Work task.
Scan the entries below. Report each line where the string "State" occurs.

Record extracts.

□ □ □ □ □ □ □

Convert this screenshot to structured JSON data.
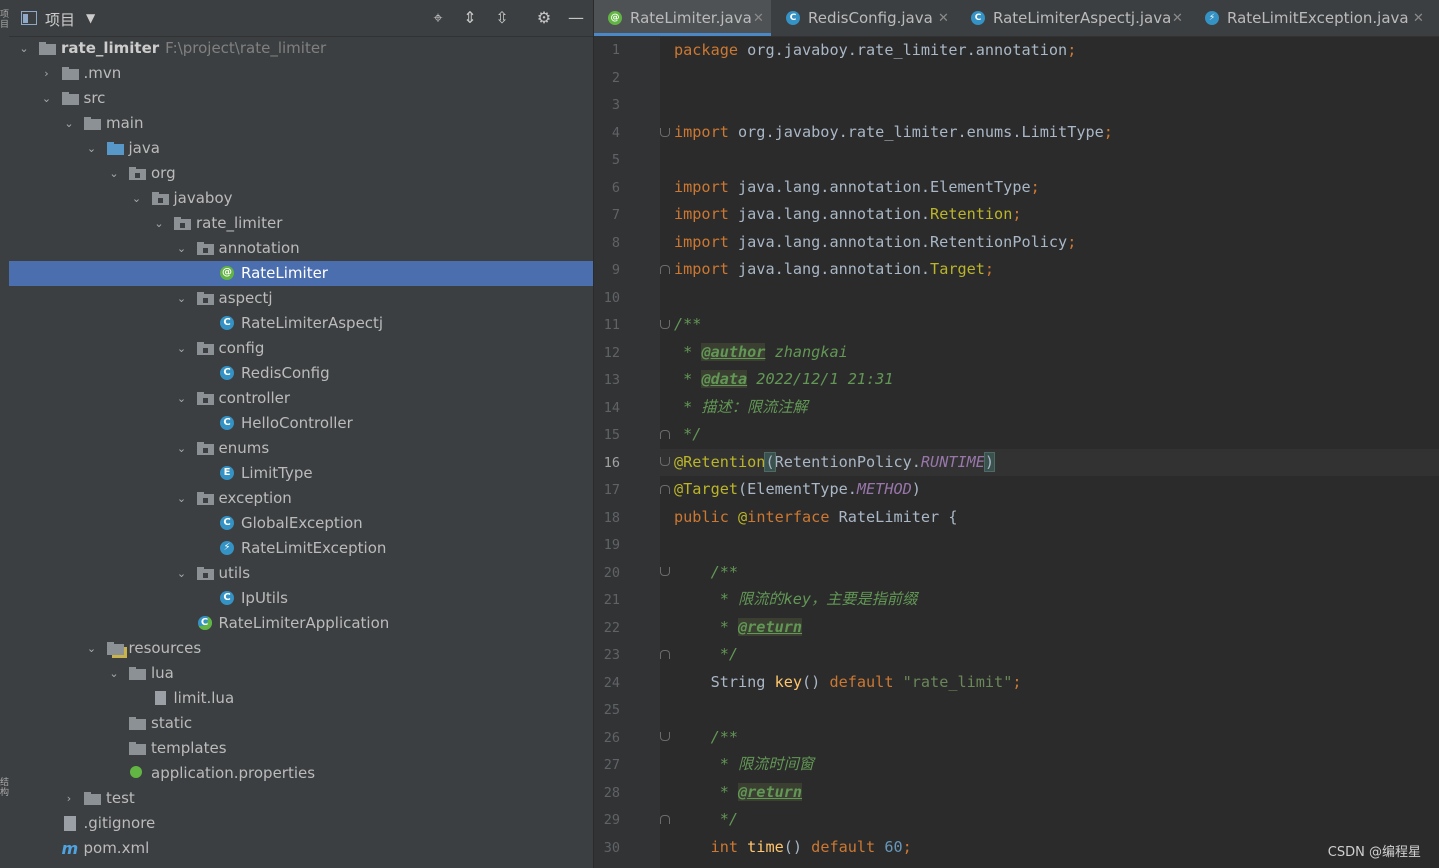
{
  "left_strip": {
    "top_text": "项目",
    "bottom_text": "结构"
  },
  "project_panel": {
    "title": "项目",
    "tree": [
      {
        "label": "rate_limiter",
        "path": "F:\\project\\rate_limiter",
        "icon": "folder-icon",
        "expanded": true
      },
      {
        "label": ".mvn",
        "icon": "folder-icon",
        "expanded": false
      },
      {
        "label": "src",
        "icon": "folder-icon",
        "expanded": true
      },
      {
        "label": "main",
        "icon": "folder-icon",
        "expanded": true
      },
      {
        "label": "java",
        "icon": "source-folder-icon",
        "expanded": true
      },
      {
        "label": "org",
        "icon": "package-icon",
        "expanded": true
      },
      {
        "label": "javaboy",
        "icon": "package-icon",
        "expanded": true
      },
      {
        "label": "rate_limiter",
        "icon": "package-icon",
        "expanded": true
      },
      {
        "label": "annotation",
        "icon": "package-icon",
        "expanded": true
      },
      {
        "label": "RateLimiter",
        "icon": "annotation-icon",
        "selected": true
      },
      {
        "label": "aspectj",
        "icon": "package-icon",
        "expanded": true
      },
      {
        "label": "RateLimiterAspectj",
        "icon": "class-icon"
      },
      {
        "label": "config",
        "icon": "package-icon",
        "expanded": true
      },
      {
        "label": "RedisConfig",
        "icon": "class-icon"
      },
      {
        "label": "controller",
        "icon": "package-icon",
        "expanded": true
      },
      {
        "label": "HelloController",
        "icon": "class-icon"
      },
      {
        "label": "enums",
        "icon": "package-icon",
        "expanded": true
      },
      {
        "label": "LimitType",
        "icon": "enum-icon"
      },
      {
        "label": "exception",
        "icon": "package-icon",
        "expanded": true
      },
      {
        "label": "GlobalException",
        "icon": "class-icon"
      },
      {
        "label": "RateLimitException",
        "icon": "exception-icon"
      },
      {
        "label": "utils",
        "icon": "package-icon",
        "expanded": true
      },
      {
        "label": "IpUtils",
        "icon": "class-icon"
      },
      {
        "label": "RateLimiterApplication",
        "icon": "spring-app-icon"
      },
      {
        "label": "resources",
        "icon": "resources-folder-icon",
        "expanded": true
      },
      {
        "label": "lua",
        "icon": "folder-icon",
        "expanded": true
      },
      {
        "label": "limit.lua",
        "icon": "file-icon"
      },
      {
        "label": "static",
        "icon": "folder-icon"
      },
      {
        "label": "templates",
        "icon": "folder-icon"
      },
      {
        "label": "application.properties",
        "icon": "properties-icon"
      },
      {
        "label": "test",
        "icon": "folder-icon",
        "expanded": false
      },
      {
        "label": ".gitignore",
        "icon": "gitignore-icon"
      },
      {
        "label": "pom.xml",
        "icon": "maven-icon"
      }
    ]
  },
  "tabs": [
    {
      "label": "RateLimiter.java",
      "icon": "annotation-icon",
      "active": true
    },
    {
      "label": "RedisConfig.java",
      "icon": "class-icon"
    },
    {
      "label": "RateLimiterAspectj.java",
      "icon": "class-icon"
    },
    {
      "label": "RateLimitException.java",
      "icon": "exception-icon"
    }
  ],
  "editor": {
    "current_line": 16,
    "lines": [
      "1",
      "2",
      "3",
      "4",
      "5",
      "6",
      "7",
      "8",
      "9",
      "10",
      "11",
      "12",
      "13",
      "14",
      "15",
      "16",
      "17",
      "18",
      "19",
      "20",
      "21",
      "22",
      "23",
      "24",
      "25",
      "26",
      "27",
      "28",
      "29",
      "30"
    ],
    "code": {
      "l1_pkg": "package",
      "l1_name": " org.javaboy.rate_limiter.annotation",
      "imp": "import",
      "l4": " org.javaboy.rate_limiter.enums.LimitType",
      "l6": " java.lang.annotation.ElementType",
      "l7a": " java.lang.annotation.",
      "l7b": "Retention",
      "l8": " java.lang.annotation.RetentionPolicy",
      "l9a": " java.lang.annotation.",
      "l9b": "Target",
      "l11": "/**",
      "l12a": " * ",
      "l12tag": "@author",
      "l12b": " zhangkai",
      "l13a": " * ",
      "l13tag": "@data",
      "l13b": " 2022/12/1 21:31",
      "l14": " * 描述：限流注解",
      "l15": " */",
      "l16a": "@Retention",
      "l16b": "RetentionPolicy.",
      "l16c": "RUNTIME",
      "l17a": "@Target",
      "l17b": "(ElementType.",
      "l17c": "METHOD",
      "l17d": ")",
      "l18a": "public ",
      "l18b": "@",
      "l18c": "interface ",
      "l18d": "RateLimiter {",
      "l20": "    /**",
      "l21": "     * 限流的key，主要是指前缀",
      "l22a": "     * ",
      "l22tag": "@return",
      "l23": "     */",
      "l24a": "    String ",
      "l24b": "key",
      "l24c": "() ",
      "l24d": "default ",
      "l24e": "\"rate_limit\"",
      "l24f": ";",
      "l26": "    /**",
      "l27": "     * 限流时间窗",
      "l28a": "     * ",
      "l28tag": "@return",
      "l29": "     */",
      "l30a": "    int ",
      "l30b": "time",
      "l30c": "() ",
      "l30d": "default ",
      "l30e": "60",
      "l30f": ";"
    }
  },
  "watermark": "CSDN @编程星"
}
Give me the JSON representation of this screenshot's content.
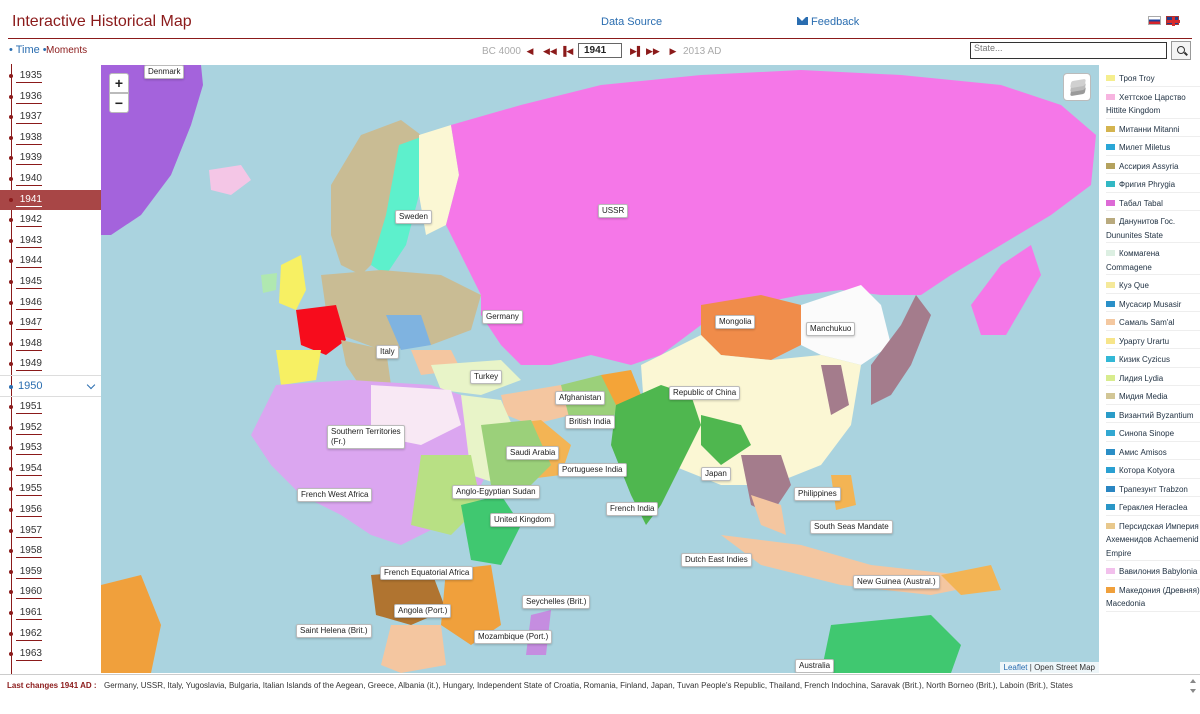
{
  "header": {
    "title": "Interactive Historical Map",
    "data_source_label": "Data Source",
    "feedback_label": "Feedback",
    "feedback_icon": "envelope-icon",
    "languages": [
      "ru",
      "en"
    ]
  },
  "controls": {
    "tab_time": "• Time •",
    "tab_moments": "Moments",
    "range_start": "BC 4000",
    "current_year": "1941",
    "range_end": "2013 AD",
    "search_placeholder": "State..."
  },
  "timeline": {
    "years": [
      "1935",
      "1936",
      "1937",
      "1938",
      "1939",
      "1940",
      "1941",
      "1942",
      "1943",
      "1944",
      "1945",
      "1946",
      "1947",
      "1948",
      "1949"
    ],
    "active_year": "1941",
    "decade": "1950",
    "years_after": [
      "1951",
      "1952",
      "1953",
      "1954",
      "1955",
      "1956",
      "1957",
      "1958",
      "1959",
      "1960",
      "1961",
      "1962",
      "1963"
    ]
  },
  "map": {
    "zoom_in": "+",
    "zoom_out": "−",
    "labels": {
      "denmark": "Denmark",
      "sweden": "Sweden",
      "ussr": "USSR",
      "germany": "Germany",
      "italy": "Italy",
      "turkey": "Turkey",
      "mongolia": "Mongolia",
      "manchukuo": "Manchukuo",
      "republic_of_china": "Republic of China",
      "afghanistan": "Afghanistan",
      "british_india": "British India",
      "saudi_arabia": "Saudi Arabia",
      "portuguese_india": "Portuguese India",
      "southern_territories": "Southern Territories\n(Fr.)",
      "french_west_africa": "French West Africa",
      "anglo_egyptian_sudan": "Anglo-Egyptian Sudan",
      "united_kingdom": "United Kingdom",
      "japan": "Japan",
      "philippines": "Philippines",
      "french_india": "French India",
      "south_seas_mandate": "South Seas Mandate",
      "dutch_east_indies": "Dutch East Indies",
      "french_equatorial_africa": "French Equatorial Africa",
      "angola": "Angola (Port.)",
      "seychelles": "Seychelles (Brit.)",
      "saint_helena": "Saint Helena (Brit.)",
      "mozambique": "Mozambique (Port.)",
      "new_guinea": "New Guinea (Austral.)",
      "australia": "Australia"
    },
    "attribution_leaflet": "Leaflet",
    "attribution_osm": "| Open Street Map",
    "colors": {
      "sea": "#aad3df",
      "ussr": "#f577e8",
      "china": "#fbf7d4",
      "germany": "#c9bc94",
      "india": "#4fb74f",
      "france": "#f70c1c",
      "saudi": "#f3b454",
      "mongolia": "#f08c4a",
      "french_west_africa": "#dba6f0",
      "denmark_greenland": "#a463dc"
    }
  },
  "legend": [
    {
      "label": "Троя Troy",
      "color": "#f5ee8e"
    },
    {
      "label": "Хеттское Царство Hittite Kingdom",
      "color": "#f7b4e0"
    },
    {
      "label": "Митанни Mitanni",
      "color": "#d4b44f"
    },
    {
      "label": "Милет Miletus",
      "color": "#2aa6d6"
    },
    {
      "label": "Ассирия Assyria",
      "color": "#b4a25e"
    },
    {
      "label": "Фригия Phrygia",
      "color": "#32b8c4"
    },
    {
      "label": "Табал Tabal",
      "color": "#dd6ad6"
    },
    {
      "label": "Данунитов Гос. Dununites State",
      "color": "#b9aa7e"
    },
    {
      "label": "Коммагена Commagene",
      "color": "#dcefe2"
    },
    {
      "label": "Куэ Que",
      "color": "#f5e99a"
    },
    {
      "label": "Мусасир Musasir",
      "color": "#2a90c8"
    },
    {
      "label": "Самаль Sam'al",
      "color": "#f4c8a0"
    },
    {
      "label": "Урарту Urartu",
      "color": "#f7e58a"
    },
    {
      "label": "Кизик Cyzicus",
      "color": "#33b8d6"
    },
    {
      "label": "Лидия Lydia",
      "color": "#d8ec8e"
    },
    {
      "label": "Мидия Media",
      "color": "#d2c696"
    },
    {
      "label": "Византий Byzantium",
      "color": "#2a9cc8"
    },
    {
      "label": "Синопа Sinope",
      "color": "#32a8d2"
    },
    {
      "label": "Амис Amisos",
      "color": "#2a8ec6"
    },
    {
      "label": "Которa Kotyora",
      "color": "#2aa0d2"
    },
    {
      "label": "Трапезунт Trabzon",
      "color": "#2a86c2"
    },
    {
      "label": "Гераклея Heraclea",
      "color": "#2a96c6"
    },
    {
      "label": "Персидская Империя Ахеменидов Achaemenid Empire",
      "color": "#e8c88c"
    },
    {
      "label": "Вавилония Babylonia",
      "color": "#f2c0ec"
    },
    {
      "label": "Македония (Древняя) Macedonia",
      "color": "#f0a03c"
    }
  ],
  "footer": {
    "last_changes_label": "Last changes 1941 AD :",
    "last_changes_list": "Germany, USSR, Italy, Yugoslavia, Bulgaria, Italian Islands of the Aegean, Greece, Albania (it.), Hungary, Independent State of Croatia, Romania, Finland, Japan, Tuvan People's Republic, Thailand, French Indochina, Saravak (Brit.), North Borneo (Brit.), Laboin (Brit.), States"
  }
}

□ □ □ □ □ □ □

Answer space.
    "search_placeholder": "State..."
      "label": "Данунитов Гос. Dununites State",
    "last_changes_list": "Germany, USSR, Italy, Yugoslavia, Bulgaria, Italian Islands of the Aegean, Greece, Albania (it.), Hungary, Independent State of Croatia, Romania, Finland, Japan, Tuvan People's Republic, Thailand, French Indochina, Saravak (Brit.), North Borneo (Brit.), Laboin (Brit.), States"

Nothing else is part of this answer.